To pay tens of billions of dollars in costs from the Deepwater Horizon disaster and spill, BP (BP) has been forced to ditch oil fields and other energy properties across the globe. Far from the predicted firesale, BP's housecleaning has been a huge success. It has brought in $22 billion so far, fetching double the values on BP's books for some assets. Now other companies including Royal Dutch Shell (RDS.A) and ExxonMobil (XOM), which sold nine of its Gulf of Mexico fields for about $1 billion last year, are also making divestitures of their less-attractive assets.
Asset sales by the world's oil majors exceeded $50 billion last year, the most in at least 12 years. It's not over. Jerry Kepes, a partner at consultants PFC Energy, estimates the oil majors have $150 billion to $200 billion worth of properties on their books that they could sell without an appreciable negative impact on their current performance or long-term outlook. "They are not getting any value in the stock market for having these assets around," he says.
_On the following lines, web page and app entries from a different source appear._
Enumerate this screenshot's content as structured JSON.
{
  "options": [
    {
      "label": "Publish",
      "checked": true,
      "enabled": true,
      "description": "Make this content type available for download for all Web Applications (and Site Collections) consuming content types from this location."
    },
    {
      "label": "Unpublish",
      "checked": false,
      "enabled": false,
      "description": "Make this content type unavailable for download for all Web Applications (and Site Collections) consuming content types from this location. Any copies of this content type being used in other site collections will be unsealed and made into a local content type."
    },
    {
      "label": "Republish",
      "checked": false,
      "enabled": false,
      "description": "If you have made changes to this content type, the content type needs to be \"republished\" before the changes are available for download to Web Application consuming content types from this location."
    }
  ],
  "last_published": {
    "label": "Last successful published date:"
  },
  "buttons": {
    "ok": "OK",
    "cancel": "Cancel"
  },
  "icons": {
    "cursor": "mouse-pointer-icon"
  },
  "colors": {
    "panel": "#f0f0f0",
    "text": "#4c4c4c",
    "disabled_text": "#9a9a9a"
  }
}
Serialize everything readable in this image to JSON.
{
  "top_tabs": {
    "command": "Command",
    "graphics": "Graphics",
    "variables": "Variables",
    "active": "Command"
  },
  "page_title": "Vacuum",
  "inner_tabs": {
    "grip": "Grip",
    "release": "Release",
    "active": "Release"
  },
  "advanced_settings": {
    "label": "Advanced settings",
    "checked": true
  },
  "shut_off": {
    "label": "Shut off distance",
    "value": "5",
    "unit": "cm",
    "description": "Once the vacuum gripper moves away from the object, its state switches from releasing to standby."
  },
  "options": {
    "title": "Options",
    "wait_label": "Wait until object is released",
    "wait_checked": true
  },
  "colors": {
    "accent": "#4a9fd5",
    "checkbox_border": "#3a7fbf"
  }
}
The sales are being prompted by several factors, including an abundance of buyers, stable oil prices that make deals easier, and a continuing shortage of the skilled staff needed to develop and operate oil fields. The most important factor may be a kind of identity crisis the big companies are struggling through. The markets used to reward the majors with higher share prices than their smaller competitors. No longer. Investors today see these companies as unwieldy conglomerates with little potential for growth. "There has been deep skepticism that the supermajor model adds value," says Theepan Jothilingam, an oil analyst at Morgan Stanley (MS) in London.
Over the last five years, stocks of the six largest Western oil companies—ExxonMobil, Shell, BP, Total (TOT), Chevron (CVX), and ConocoPhillips (COP)—have logged an average annual return of just 5 percent. That's considerably less than the 8.3 percent returned by an index of smaller oil companies, including Anadarko Petroleum (APC) and Apache (APA), and downright puny compared with the rocket-propelled performance of some smaller exploration companies such as Africa specialist Tullow Oil, which averaged 38 percent. Crude oil itself was a better investment than the majors, returning 9 percent.
The energy giants are beginning to get the message. They're putting low-growth or marginal businesses on the block to raise money to plow into exploration, liquefied natural gas, and deepwater drilling activities that bring higher risks along with the possibility of better returns. Shell has turned more aggressive under new Chief Executive Peter Voser. The company has already exceeded a target of $8 billion in divestments. Among the highlights: the sale of a 10 percent stake in Australia's Woodside Petroleum for $3.35 billion and a sale of Texas gas fields to Occidental Petroleum (OXY) for $1.8 billion.
Shell needs capital for what may turn out to be as much as $50 billion in new Australian gas projects as well as a huge $19 billion plant in Qatar that converts natural gas to diesel and jet fuel. "The divestments are in areas where we either see limited growth potential or other people may be prepared to invest more," says Chief Financial Officer Simon Henry.
Another big seller is ConocoPhillips, the No. 3 U.S. oil company, whose CEO James J. Mulva announced in 2009 that he wanted "a reduced but more strategic" portfolio. Minority stakes with little control were deemed expendable. Last year, Mulva sold Conoco's 9 percent stake in Syncrude Canada, a tar sands venture, to China Petrochemical for $4.65 billion. The company is also jettisoning its 20 percent stake in Russia's OAO Lukoil for about $9 billion. "I think they've realized they don't need to compete with Chevron and Exxon in terms of size," says Brian Youngberg, an analyst at Edward Jones.
There's been no shortage of buyers. Occidental and Apache, midsized operators skilled at squeezing oil out of old fields, are both believed to have competed for BP's first big sale of mature North American and Egyptian fields. (Occidental declined comment.) Apache prevailed, agreeing in July to pay $7 billion, a rich price. Buyers from energy-hungry developing nations like China have also joined the fray. In November, China's CNOOC (CEO) and Argentina's Bulgheroni family bought BP's 60 percent stake in Pan American Energy for $7 billion. The sale followed the pattern of other BP sales: Pan American was a low-growth property too distant from other BP holdings to offer economies of scale.
Consultant PFC Energy says that none of BP's sales will affect the three big bets the company is making for its future: deepwater drilling in the Gulf of Mexico and Angola; complex gas projects like BP's big plants in Trinidad; and massive oil projects such as in Azerbaijan. When he took over in July, Robert Dudley, BP's new CEO, said that a silver lining of the Gulf of Mexico mess was that BP could wind up a slimmer company with "higher-quality assets and growth." What sounded like happy talk then now seems prescient.
The bottom line: Major global oil companies are unloading low-growth energy assets. They're getting surprisingly rich prices in return.